“All courts shall be open, and every person for an injury done him in his lands, goods, person or reputation, shall have remedy by due course of law, and right and justice administered without sale, denial or delay.” – The Kentucky Constitution, Section 14 of the Bill of Rights.
Most labor and deliveries go exactly as planned, with mother and baby both healthy and happy. However, there are instances where things go wrong and the child suffers a birth injury. Sometimes these injuries can't be avoided. Sometimes they occur due to negligence and improper care.
We've known for a long time that women have a higher risk of dying from heart attacks than men. In fact, heart disease is the leading cause of death for women in the United States. However, researchers have been unsure about the causes of this gender gap. A recently released study may shed some light on the issue, and interestingly, it may have something to do with the gender of the attending doctor.
Researchers at University College London believe they've made a huge leap forward in detecting and treating birth injuries with the development of a new technology called NIRS. NIRS, broadband near-infrared spectroscopy, uses light to detect brain damage in infants. The research team is now planning a formal clinical trial of the device.

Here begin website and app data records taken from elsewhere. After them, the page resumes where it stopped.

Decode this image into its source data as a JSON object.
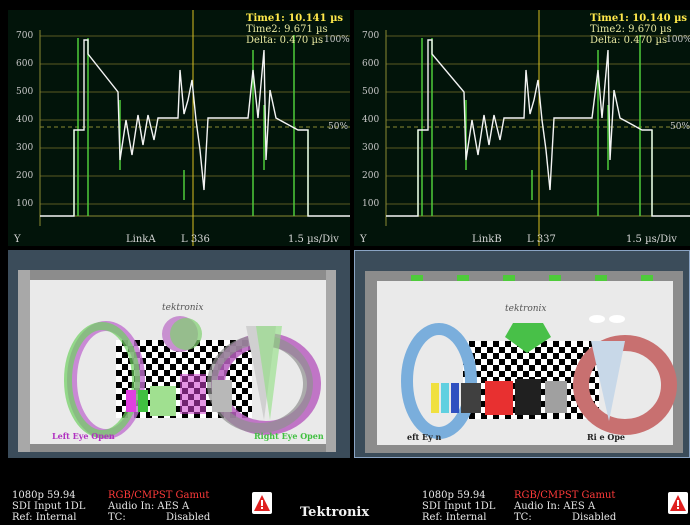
{
  "waveforms": [
    {
      "time1": "Time1: 10.141 µs",
      "time2": "Time2:  9.671 µs",
      "delta": "Delta:  0.470 µs",
      "delta_pct": "100%",
      "y_ticks": [
        "700",
        "600",
        "500",
        "400",
        "300",
        "200",
        "100"
      ],
      "mid_label": "50%",
      "link": "LinkA",
      "line": "L 336",
      "scale": "1.5 µs/Div",
      "ymark": "Y"
    },
    {
      "time1": "Time1: 10.140 µs",
      "time2": "Time2:  9.670 µs",
      "delta": "Delta:  0.470 µs",
      "delta_pct": "100%",
      "y_ticks": [
        "700",
        "600",
        "500",
        "400",
        "300",
        "200",
        "100"
      ],
      "mid_label": "50%",
      "link": "LinkB",
      "line": "L 337",
      "scale": "1.5 µs/Div",
      "ymark": "Y"
    }
  ],
  "pictures": [
    {
      "logo": "tektronix",
      "caption_left": "Left Eye Open",
      "caption_right": "Right Eye Open"
    },
    {
      "logo": "tektronix",
      "caption_left": "eft Ey     n",
      "caption_right": "Ri       e Ope"
    }
  ],
  "status": [
    {
      "format": "1080p 59.94",
      "input": "SDI Input 1DL",
      "ref": "Ref: Internal",
      "gamut": "RGB/CMPST Gamut",
      "audio": "Audio In: AES A",
      "tc_label": "TC:",
      "tc_value": "Disabled"
    },
    {
      "format": "1080p 59.94",
      "input": "SDI Input 1DL",
      "ref": "Ref: Internal",
      "gamut": "RGB/CMPST Gamut",
      "audio": "Audio In: AES A",
      "tc_label": "TC:",
      "tc_value": "Disabled"
    }
  ],
  "brand": "Tektronix",
  "colors": {
    "trace": "#f4f4f4",
    "trace_green": "#4ecb3a",
    "grid": "#6a6a2a",
    "cursor": "#d8c020",
    "alarm": "#ff3a3a"
  }
}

A recent report in the American Journal of Transplantation described a rare and “extraordinary” case in Europe, where donated organs from a 53-year-old woman spread breast cancer to four different transplant recipients.
Two recently released studies show that a new treatment for spinal injuries has helped three patients with paralysis defy the odds and walk again. This surgically implanted device sends electrical impulses to the spine, mimicking the signals the brain would send before paralysis.